When arguing against investing in the development of CDR solutions today, CDR’s opponents frequently cite the fact that our society still emits billions of tons of GHGs into the atmosphere. CDR, opponents argue, costs more than many GHG emission mitigation strategies, and removing a given quantity of GHGs from the atmosphere has the same effect on atmospheric CO2 concentrations as not emitting that same quantity of GHGs. If CDR achieves the exact same impact as GHG emission mitigation strategies, why would we bother pursuing CDR when we could focus our efforts on less-expensive alternatives that achieve the same goal?
There are several reasons that, despite CDR’s lack of short-term cost-effectiveness, I think it makes sense to pursue developing CDR solutions:
1. CDR might take a lot of development before it is more affordable — starting that process now will help us scale CDR more cost-effectively when it is needed in the future.
As long as the world expects that it will only need to reduce (not eliminate or reverse) GHG emissions to prevent significant climate change, the case for investing in CDR today is not very strong. But if we need to both stop emitting GHGs and sequester some of the CO2 that we have already emitted, then CDR will be necessary at some point in the future.
If CDR is necessary, it will be important to have affordable CDR options, which will potentially take a significant amount of time to develop. Take solar energy for example, which has taken some 35+ years to just become cost-competitive with other sources of energy in some (but not all) locations:
Given that solar energy businesses share many characteristics with CDR solutions (capital intensive, commoditized market, heavily regulated, etc.), it is reasonable to conjecture that CDR will also take decades of innovation to become more affordable.

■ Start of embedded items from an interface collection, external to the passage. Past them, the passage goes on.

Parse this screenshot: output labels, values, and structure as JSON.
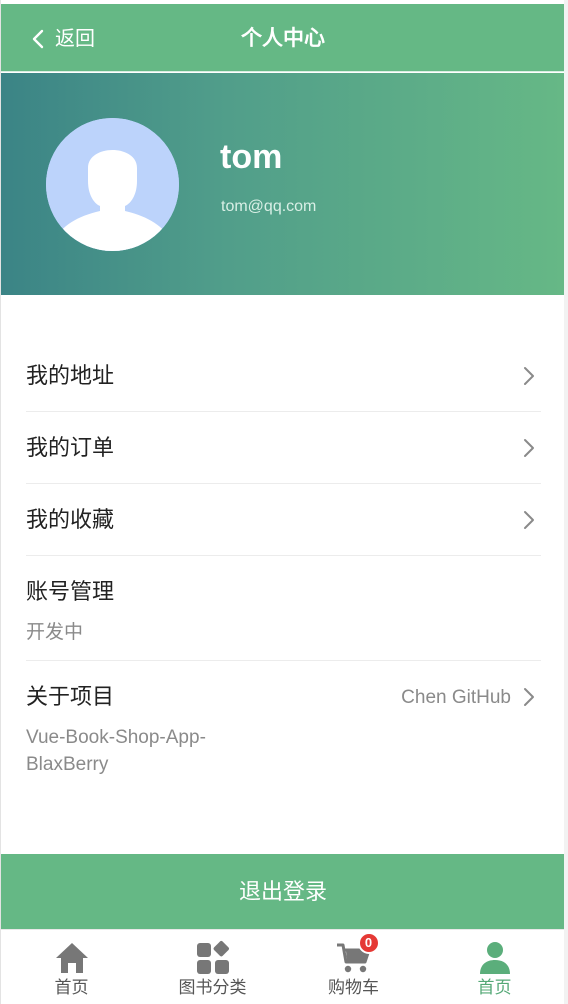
{
  "navbar": {
    "back_label": "返回",
    "title": "个人中心"
  },
  "profile": {
    "username": "tom",
    "email": "tom@qq.com"
  },
  "menu": {
    "address": {
      "label": "我的地址"
    },
    "orders": {
      "label": "我的订单"
    },
    "favorites": {
      "label": "我的收藏"
    },
    "account": {
      "label": "账号管理",
      "sub": "开发中"
    },
    "about": {
      "label": "关于项目",
      "value": "Chen GitHub",
      "sub_line1": "Vue-Book-Shop-App-",
      "sub_line2": "BlaxBerry"
    }
  },
  "logout_label": "退出登录",
  "tabbar": {
    "items": [
      {
        "label": "首页",
        "icon": "home-icon"
      },
      {
        "label": "图书分类",
        "icon": "category-grid-icon"
      },
      {
        "label": "购物车",
        "icon": "cart-icon",
        "badge": "0"
      },
      {
        "label": "首页",
        "icon": "user-icon",
        "active": true
      }
    ]
  },
  "colors": {
    "brand": "#65b885",
    "accent_text": "#54a876",
    "badge": "#e53935",
    "avatar_bg": "#bcd3fb"
  }
}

But when will we actually need to start investing heavily in CDR innovation? That is, when will we really need affordable CDR? The UN IPCC projects we will need to emit negative emissions as a society in 70 years or so (see below) to avoid significant climate change under its most aggressive emission reduction scenarios. This sounds like ample time to start developing CDR, but this 70 year timeline also assumes that we start drastically cutting emissions over the next decade.

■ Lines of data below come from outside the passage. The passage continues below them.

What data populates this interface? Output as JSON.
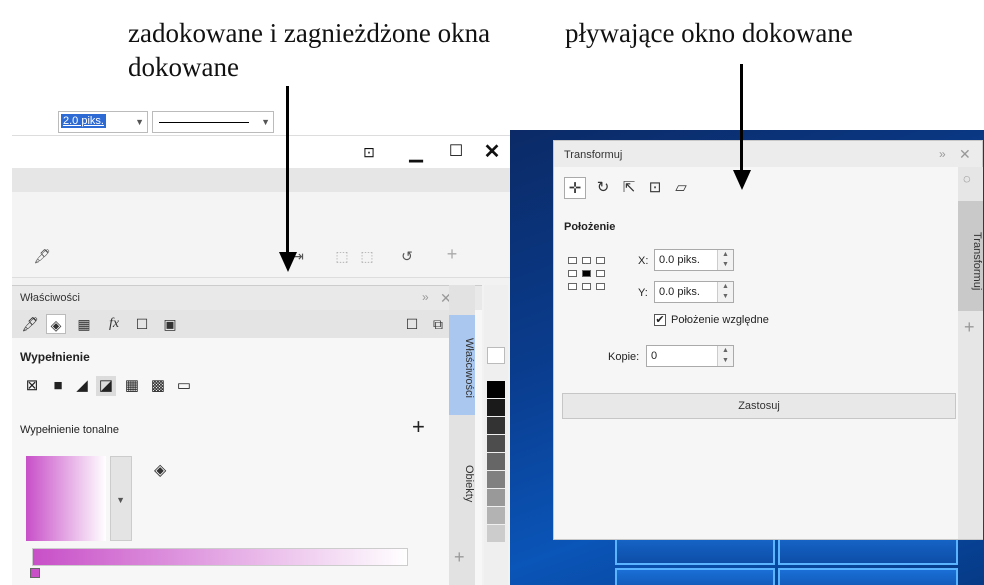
{
  "captions": {
    "left": "zadokowane i zagnieżdżone okna dokowane",
    "right": "pływające okno dokowane"
  },
  "properties_bar": {
    "pen_size": "2.0 piks."
  },
  "properties_docker": {
    "title": "Właściwości",
    "fill_section": "Wypełnienie",
    "fill_type_label": "Wypełnienie tonalne"
  },
  "side_tabs": {
    "properties": "Właściwości",
    "objects": "Obiekty"
  },
  "transform_docker": {
    "title": "Transformuj",
    "section_title": "Położenie",
    "x_label": "X:",
    "x_value": "0.0 piks.",
    "y_label": "Y:",
    "y_value": "0.0 piks.",
    "relative_label": "Położenie względne",
    "relative_checked": true,
    "copies_label": "Kopie:",
    "copies_value": "0",
    "apply_label": "Zastosuj",
    "side_tab": "Transformuj"
  },
  "palette_colors": [
    "#ffffff",
    "#000000",
    "#1a1a1a",
    "#333333",
    "#4d4d4d",
    "#666666",
    "#808080",
    "#999999",
    "#b3b3b3",
    "#cccccc"
  ],
  "icons": [
    "user-icon",
    "minimize-icon",
    "maximize-icon",
    "close-icon",
    "pen-icon",
    "fill-icon",
    "plus-icon",
    "rotate-icon",
    "scale-icon",
    "size-icon",
    "skew-icon",
    "position-icon"
  ]
}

Source: http://mitigation2014.org/ — The blue lines show what emissions will need to look like to avoid 2 degree C climate change: note the lines going below zero after 2080 and the rapid downward slope of these lines by 2025…
If we don’t cut emissions quickly over the next decade (which seems highly likely), we might need cost-effective CDR by mid-century instead of the century’s end. And if we want to be prepared with cost-effective CDR solutions when we need to deploy them at scale, it would be prudent to start developing these solutions today.
2. Inexpensive CDR could help increase political support for fighting climate change.
If renewable energy and energy efficiency remain the only feasible options to reducing GHG emissions, established fossil fuel interests will likely remain opposed to significant reductions in GHG emissions, and will fight comprehensive carbon regulation efforts. To fossil fuel interests, the short-term costs of switching to renewable energy are perceived as worse than the long-run costs due to climate change, and thus they have fought climate regulations that would have generated huge net positive benefits to society (but not necessarily to these fossil interests).
If cost-effective CDR is available as a complement to renewable energy, however, burning fossil fuels no longer is mutually exclusive with meeting GHG emission reduction goals. This is because of the fact that, as long as fossil fuel emitters generate more CDR than GHG emissions, they can reduce their contributions to total atmospheric CO2 concentrations. The prolonged burning of fossil fuels might have other adverse consequences that we want to avoid, but CDR can help reduce the short-term costs of GHG emission mitigation to fossil fuel interests, potentially changing their political calculus to support climate change mitigation efforts.
3. Getting to zero GHG emissions might be really expensive, and CDR could help make emission reductions more affordable.
Many activities, such as long haul trucking and aviation, don’t lend themselves to de-carbonized electrification well. As long as biofuels remain expensive, completely eliminating GHGs from these sectors will also be expensive. Developing affordable CDR solutions will provide yet another weapon in the arsenal to reduce GHG emissions without causing costs to skyrocket in industries most affected by climate regulations. Even if it turns out that we are able to reduce emissions quickly enough to mitigate climate change without going negative, CDR could play a significant part in helping to generate these emission reductions as cost effectively as possible.